■ Requirement ■
Copy the data exactly; pictures stay out of the copy.

■ The records ■
********************
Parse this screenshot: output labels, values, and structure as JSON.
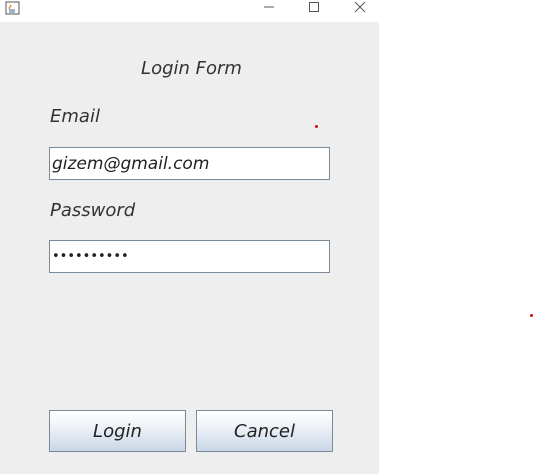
{
  "window": {
    "icon": "java-app-icon",
    "controls": {
      "minimize_icon": "minimize-icon",
      "maximize_icon": "maximize-icon",
      "close_icon": "close-icon"
    }
  },
  "form": {
    "title": "Login Form",
    "email_label": "Email",
    "email_value": "gizem@gmail.com",
    "password_label": "Password",
    "password_masked": "••••••••••",
    "login_label": "Login",
    "cancel_label": "Cancel"
  },
  "colors": {
    "window_bg": "#eeeeee",
    "titlebar_bg": "#ffffff",
    "button_gradient_bottom": "#c9d6e6",
    "marker_dot": "#d0101e"
  }
}
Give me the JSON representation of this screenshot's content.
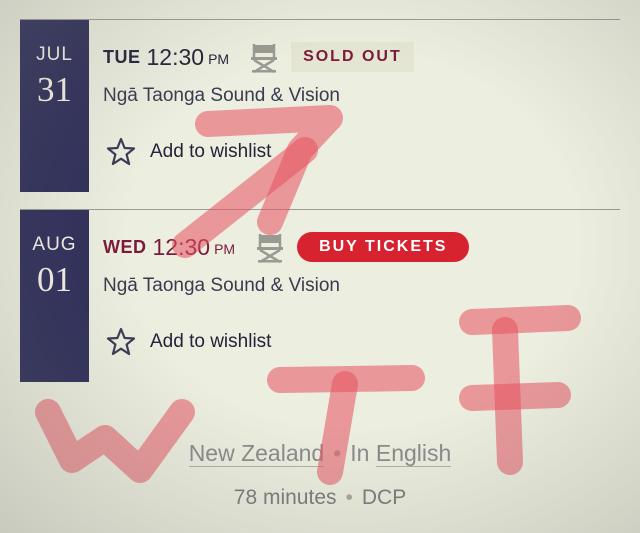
{
  "sessions": [
    {
      "month": "JUL",
      "day": "31",
      "weekday": "TUE",
      "time": "12:30",
      "ampm": "PM",
      "status": "SOLD OUT",
      "venue": "Ngā Taonga Sound & Vision",
      "wishlist_label": "Add to wishlist"
    },
    {
      "month": "AUG",
      "day": "01",
      "weekday": "WED",
      "time": "12:30",
      "ampm": "PM",
      "action": "BUY TICKETS",
      "venue": "Ngā Taonga Sound & Vision",
      "wishlist_label": "Add to wishlist"
    }
  ],
  "film_info": {
    "country": "New Zealand",
    "language_prefix": "In",
    "language": "English",
    "runtime": "78 minutes",
    "format": "DCP",
    "separator": "•"
  },
  "colors": {
    "date_block": "#2e2e5a",
    "buy_button": "#d6232f",
    "accent_maroon": "#7b1a3a",
    "scribble": "#e8505f"
  },
  "icons": [
    "directors-chair-icon",
    "star-outline-icon"
  ]
}
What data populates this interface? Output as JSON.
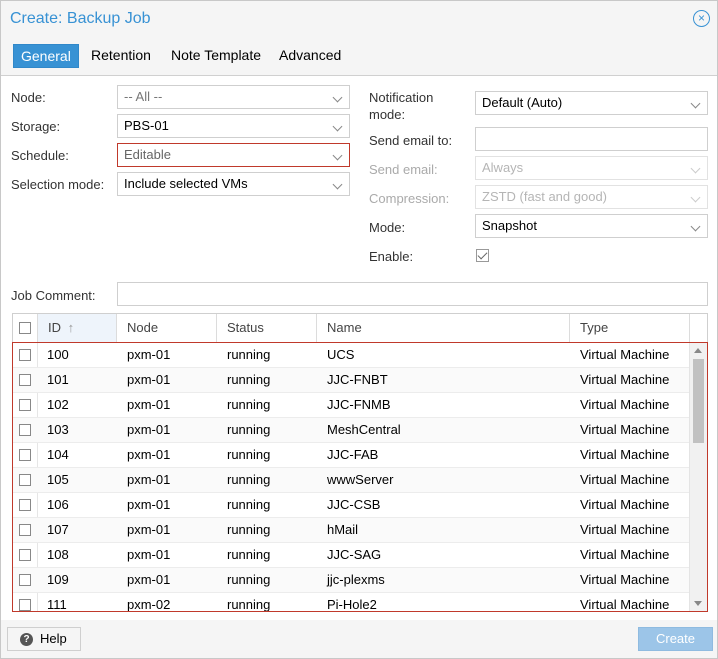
{
  "dialog": {
    "title": "Create: Backup Job",
    "close_icon": "×"
  },
  "tabs": [
    {
      "label": "General",
      "active": true
    },
    {
      "label": "Retention",
      "active": false
    },
    {
      "label": "Note Template",
      "active": false
    },
    {
      "label": "Advanced",
      "active": false
    }
  ],
  "form": {
    "node": {
      "label": "Node:",
      "value": "-- All --"
    },
    "storage": {
      "label": "Storage:",
      "value": "PBS-01"
    },
    "schedule": {
      "label": "Schedule:",
      "value": "Editable"
    },
    "selection_mode": {
      "label": "Selection mode:",
      "value": "Include selected VMs"
    },
    "notification_mode": {
      "label_line1": "Notification",
      "label_line2": "mode:",
      "value": "Default (Auto)"
    },
    "send_email_to": {
      "label": "Send email to:",
      "value": ""
    },
    "send_email": {
      "label": "Send email:",
      "value": "Always"
    },
    "compression": {
      "label": "Compression:",
      "value": "ZSTD (fast and good)"
    },
    "mode": {
      "label": "Mode:",
      "value": "Snapshot"
    },
    "enable": {
      "label": "Enable:",
      "checked": true
    },
    "job_comment": {
      "label": "Job Comment:",
      "value": ""
    }
  },
  "grid": {
    "columns": [
      "ID",
      "Node",
      "Status",
      "Name",
      "Type"
    ],
    "sort_icon": "↑",
    "rows": [
      {
        "id": "100",
        "node": "pxm-01",
        "status": "running",
        "name": "UCS",
        "type": "Virtual Machine"
      },
      {
        "id": "101",
        "node": "pxm-01",
        "status": "running",
        "name": "JJC-FNBT",
        "type": "Virtual Machine"
      },
      {
        "id": "102",
        "node": "pxm-01",
        "status": "running",
        "name": "JJC-FNMB",
        "type": "Virtual Machine"
      },
      {
        "id": "103",
        "node": "pxm-01",
        "status": "running",
        "name": "MeshCentral",
        "type": "Virtual Machine"
      },
      {
        "id": "104",
        "node": "pxm-01",
        "status": "running",
        "name": "JJC-FAB",
        "type": "Virtual Machine"
      },
      {
        "id": "105",
        "node": "pxm-01",
        "status": "running",
        "name": "wwwServer",
        "type": "Virtual Machine"
      },
      {
        "id": "106",
        "node": "pxm-01",
        "status": "running",
        "name": "JJC-CSB",
        "type": "Virtual Machine"
      },
      {
        "id": "107",
        "node": "pxm-01",
        "status": "running",
        "name": "hMail",
        "type": "Virtual Machine"
      },
      {
        "id": "108",
        "node": "pxm-01",
        "status": "running",
        "name": "JJC-SAG",
        "type": "Virtual Machine"
      },
      {
        "id": "109",
        "node": "pxm-01",
        "status": "running",
        "name": "jjc-plexms",
        "type": "Virtual Machine"
      },
      {
        "id": "111",
        "node": "pxm-02",
        "status": "running",
        "name": "Pi-Hole2",
        "type": "Virtual Machine"
      }
    ]
  },
  "footer": {
    "help_label": "Help",
    "help_icon": "?",
    "create_label": "Create"
  },
  "colors": {
    "accent": "#3892d4",
    "invalid_border": "#c0392b",
    "create_disabled": "#9cc5e8"
  }
}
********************
■ Exercise output ■
Parse this screenshot: output labels, values, and structure as JSON.
{
  "window": {
    "icon": "java-app-icon",
    "controls": {
      "minimize_icon": "minimize-icon",
      "maximize_icon": "maximize-icon",
      "close_icon": "close-icon"
    }
  },
  "form": {
    "title": "Login Form",
    "email_label": "Email",
    "email_value": "gizem@gmail.com",
    "password_label": "Password",
    "password_masked": "••••••••••",
    "login_label": "Login",
    "cancel_label": "Cancel"
  },
  "colors": {
    "window_bg": "#eeeeee",
    "titlebar_bg": "#ffffff",
    "button_gradient_bottom": "#c9d6e6",
    "marker_dot": "#d0101e"
  }
}
Give me the JSON representation of this screenshot's content.
{
  "sessions": [
    {
      "month": "JUL",
      "day": "31",
      "weekday": "TUE",
      "time": "12:30",
      "ampm": "PM",
      "status": "SOLD OUT",
      "venue": "Ngā Taonga Sound & Vision",
      "wishlist_label": "Add to wishlist"
    },
    {
      "month": "AUG",
      "day": "01",
      "weekday": "WED",
      "time": "12:30",
      "ampm": "PM",
      "action": "BUY TICKETS",
      "venue": "Ngā Taonga Sound & Vision",
      "wishlist_label": "Add to wishlist"
    }
  ],
  "film_info": {
    "country": "New Zealand",
    "language_prefix": "In",
    "language": "English",
    "runtime": "78 minutes",
    "format": "DCP",
    "separator": "•"
  },
  "colors": {
    "date_block": "#2e2e5a",
    "buy_button": "#d6232f",
    "accent_maroon": "#7b1a3a",
    "scribble": "#e8505f"
  },
  "icons": [
    "directors-chair-icon",
    "star-outline-icon"
  ]
}
What data populates this interface? Output as JSON.
{
  "dialog": {
    "title": "Create: Backup Job",
    "close_icon": "×"
  },
  "tabs": [
    {
      "label": "General",
      "active": true
    },
    {
      "label": "Retention",
      "active": false
    },
    {
      "label": "Note Template",
      "active": false
    },
    {
      "label": "Advanced",
      "active": false
    }
  ],
  "form": {
    "node": {
      "label": "Node:",
      "value": "-- All --"
    },
    "storage": {
      "label": "Storage:",
      "value": "PBS-01"
    },
    "schedule": {
      "label": "Schedule:",
      "value": "Editable"
    },
    "selection_mode": {
      "label": "Selection mode:",
      "value": "Include selected VMs"
    },
    "notification_mode": {
      "label_line1": "Notification",
      "label_line2": "mode:",
      "value": "Default (Auto)"
    },
    "send_email_to": {
      "label": "Send email to:",
      "value": ""
    },
    "send_email": {
      "label": "Send email:",
      "value": "Always"
    },
    "compression": {
      "label": "Compression:",
      "value": "ZSTD (fast and good)"
    },
    "mode": {
      "label": "Mode:",
      "value": "Snapshot"
    },
    "enable": {
      "label": "Enable:",
      "checked": true
    },
    "job_comment": {
      "label": "Job Comment:",
      "value": ""
    }
  },
  "grid": {
    "columns": [
      "ID",
      "Node",
      "Status",
      "Name",
      "Type"
    ],
    "sort_icon": "↑",
    "rows": [
      {
        "id": "100",
        "node": "pxm-01",
        "status": "running",
        "name": "UCS",
        "type": "Virtual Machine"
      },
      {
        "id": "101",
        "node": "pxm-01",
        "status": "running",
        "name": "JJC-FNBT",
        "type": "Virtual Machine"
      },
      {
        "id": "102",
        "node": "pxm-01",
        "status": "running",
        "name": "JJC-FNMB",
        "type": "Virtual Machine"
      },
      {
        "id": "103",
        "node": "pxm-01",
        "status": "running",
        "name": "MeshCentral",
        "type": "Virtual Machine"
      },
      {
        "id": "104",
        "node": "pxm-01",
        "status": "running",
        "name": "JJC-FAB",
        "type": "Virtual Machine"
      },
      {
        "id": "105",
        "node": "pxm-01",
        "status": "running",
        "name": "wwwServer",
        "type": "Virtual Machine"
      },
      {
        "id": "106",
        "node": "pxm-01",
        "status": "running",
        "name": "JJC-CSB",
        "type": "Virtual Machine"
      },
      {
        "id": "107",
        "node": "pxm-01",
        "status": "running",
        "name": "hMail",
        "type": "Virtual Machine"
      },
      {
        "id": "108",
        "node": "pxm-01",
        "status": "running",
        "name": "JJC-SAG",
        "type": "Virtual Machine"
      },
      {
        "id": "109",
        "node": "pxm-01",
        "status": "running",
        "name": "jjc-plexms",
        "type": "Virtual Machine"
      },
      {
        "id": "111",
        "node": "pxm-02",
        "status": "running",
        "name": "Pi-Hole2",
        "type": "Virtual Machine"
      }
    ]
  },
  "footer": {
    "help_label": "Help",
    "help_icon": "?",
    "create_label": "Create"
  },
  "colors": {
    "accent": "#3892d4",
    "invalid_border": "#c0392b",
    "create_disabled": "#9cc5e8"
  }
}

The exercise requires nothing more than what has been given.